I won’t be participating in NaNoWriMo this year, but if you are, here are some tools that might help those of you who are.
First of all, for those of you who don’t know, NaNoWriMo is National Novel Writing Month, which is, according to their website, “… a fun, seat-of-your-pants approach to creative writing. On November 1, participants begin working towards the goal of writing a 50,000-word novel by 11:59 PM on November 30.” If you’ve never heard of it, and would like to know more, then pop over to their site and read up on it quickly. And, if you’re considering doing this, it’s not too late! Everything kicks off tomorrow morning so there’s plenty of time, especially if you use the tools I’m about to share with you.
(Okay, these tools really don’t have a direct effect on how much time there is before starting, but they may help if you start writing.)
First of all, there are an amazing array of tools for writers, whether you’re participating in National Novel Writing Month or not. PC Magazine has a good round-up in their article Tools to Help You Write a Novel in 30 Days. I’ve written about several of these before, including Scrivener. Scrivener is a pretty main-stream tool that runs on Mac and Windows. It has a fairly long list of endorsements from authors of many stripes. I’ve been personally reluctant to start using this tool mainly due to cost. But, now, not only has it gotten less expensive, but you can get a free, trial copy especially for NaNoWriMo that will last until December 7th, which is a little bit longer than the regular 30 days. And, if you complete the NaNoWriMo challenge, you can get a 50% discount via a code that will be included on your “Winner’s Goodies” page at NaNoWriMo. But, even if you don’t “win” NaNoWriMo, you can get a 20% discount with a code found at the trial download link. You can also find a special NaNoWriMo template there to help you with your work in November.

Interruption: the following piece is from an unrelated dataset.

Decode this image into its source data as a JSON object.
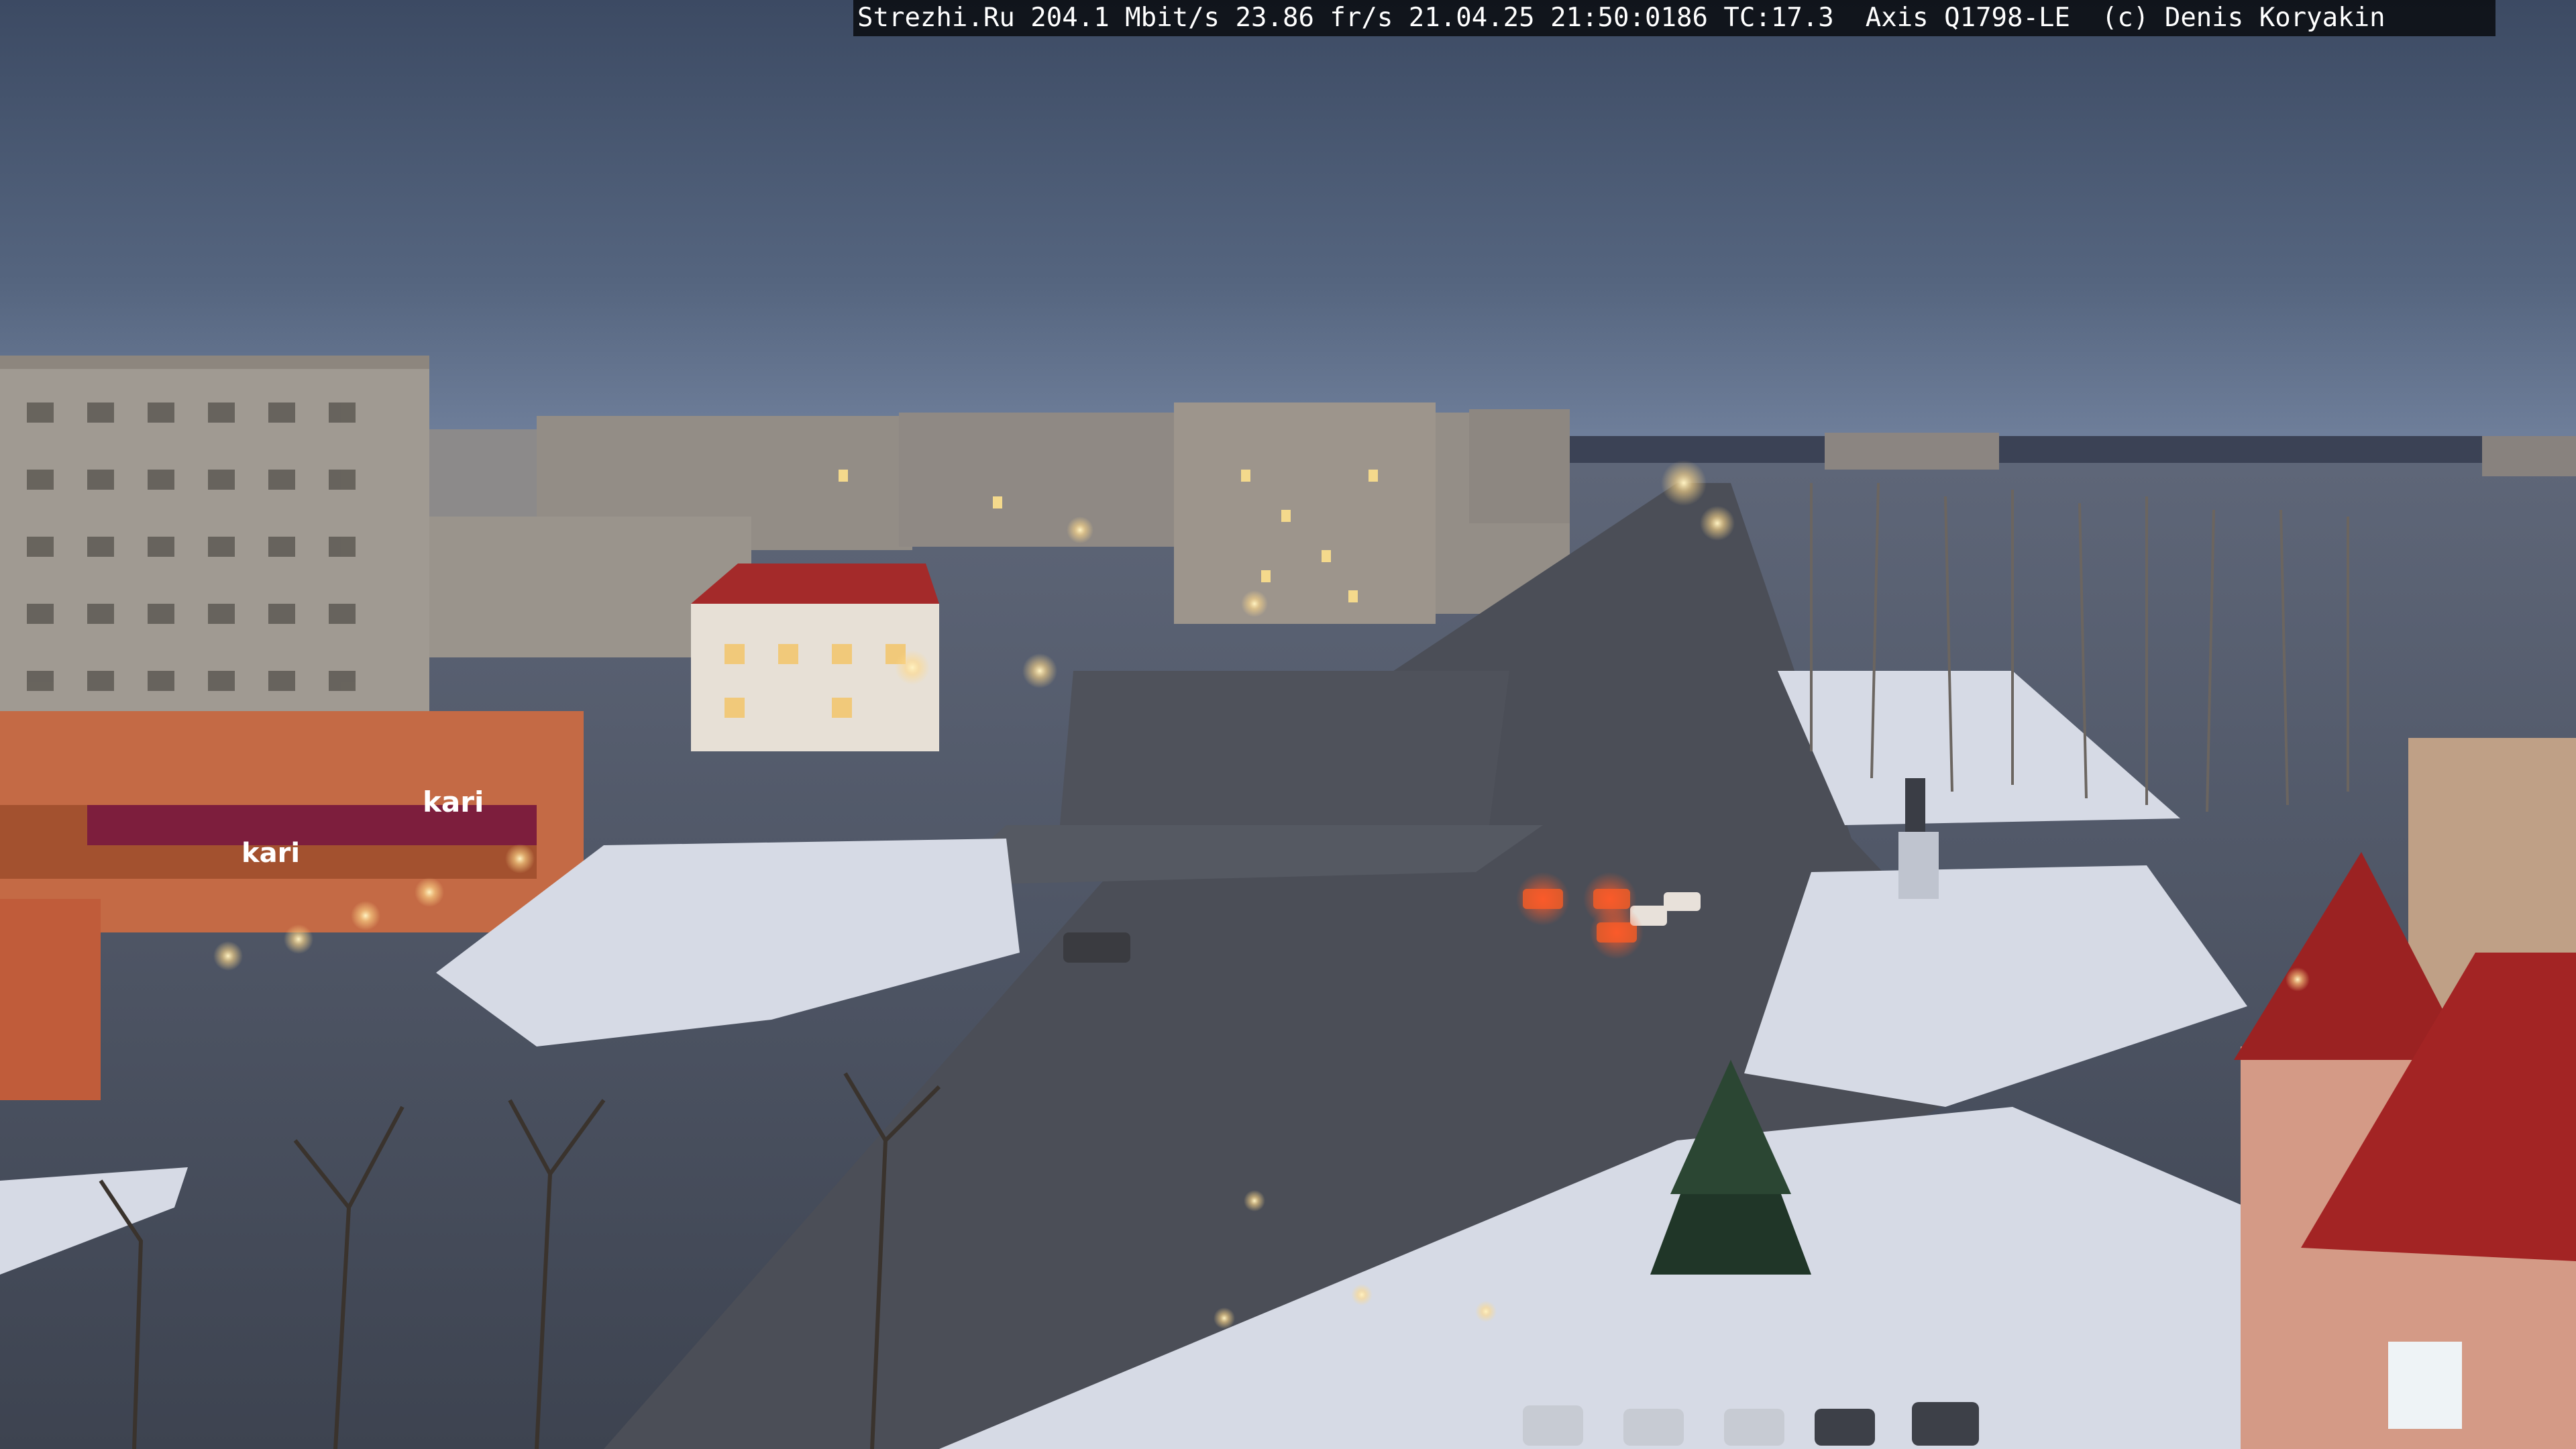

If you’re still not ready to commit to a paid bit of software, you can try Plume, which I’ve mentioned on this blog before, in 2012. It’s free and has many of the same features as Scrivener. On the other hand, if you want yet another bit of free software that has similar but different features, check out the recently updated opensource project oStorybook. Again, it has a different look-and-feel, but it’s based on the same code as another popular, opensource software project that went dark. It’s free and should give a novelist all the tools they need to write their book and keep track of, well, everything.
Or, you can go the simplest route of all and just use a text editor, like I often do!

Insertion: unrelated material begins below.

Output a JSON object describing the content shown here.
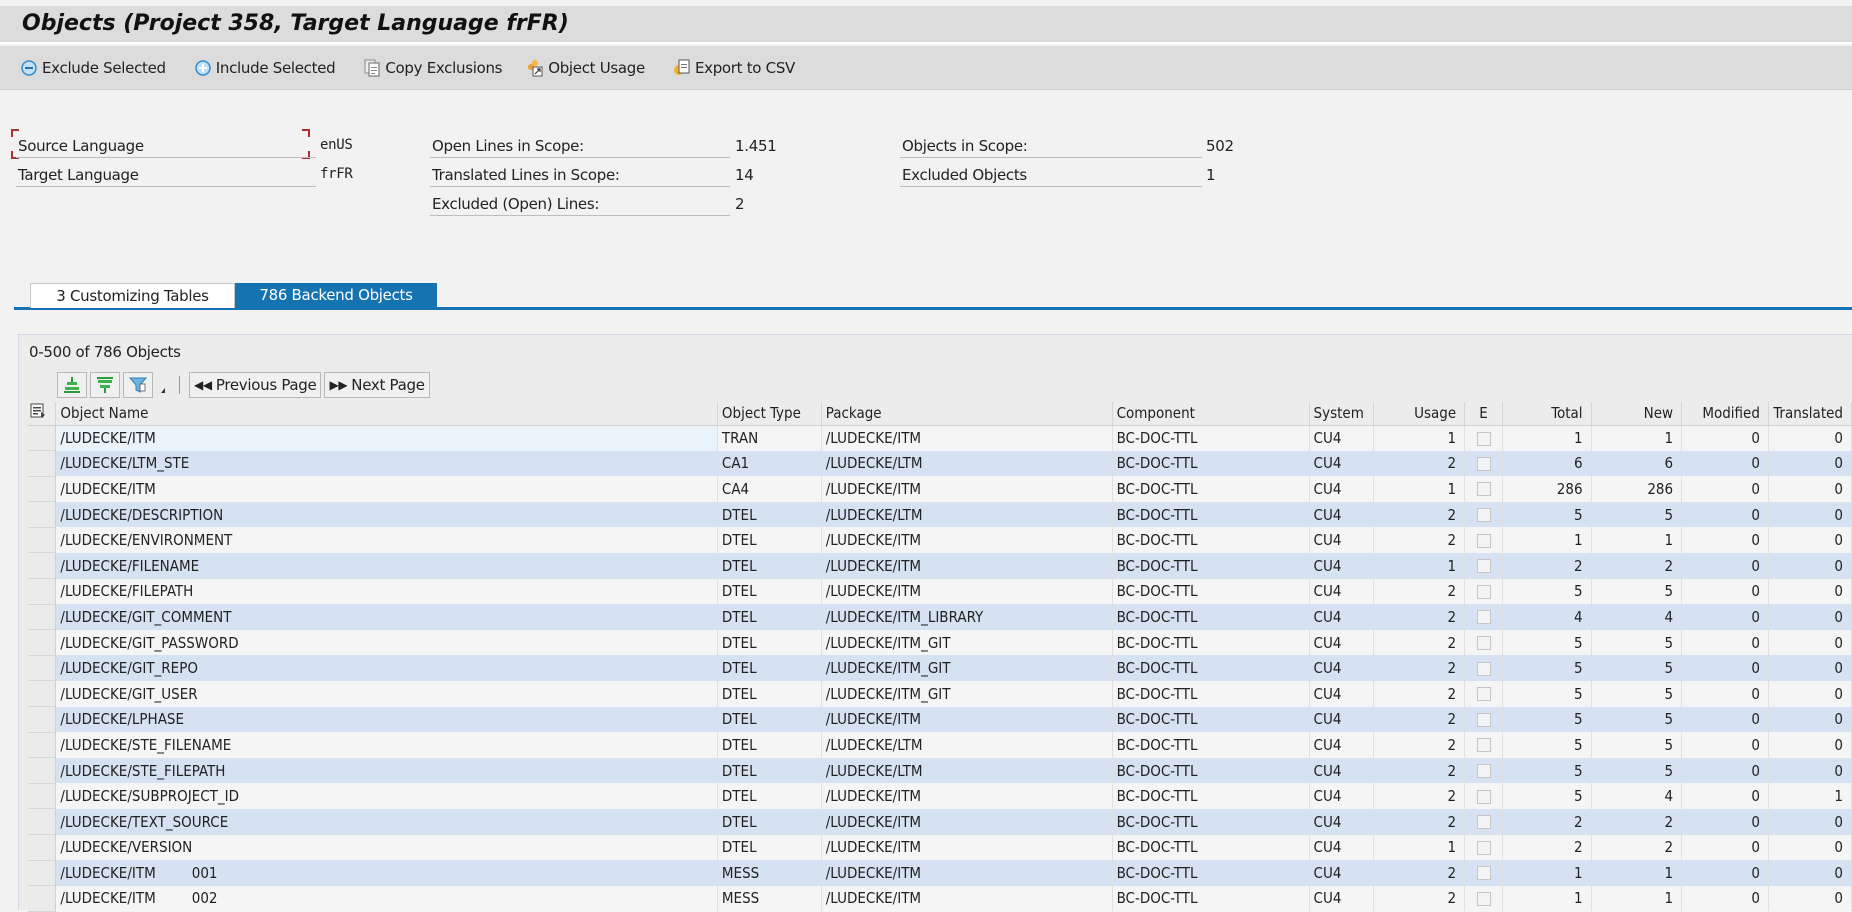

Either way, let me encourage you to take a risk and give NaNoWriMo a try if you have any interest in writing fiction for a living. It will be an eye-opening experience!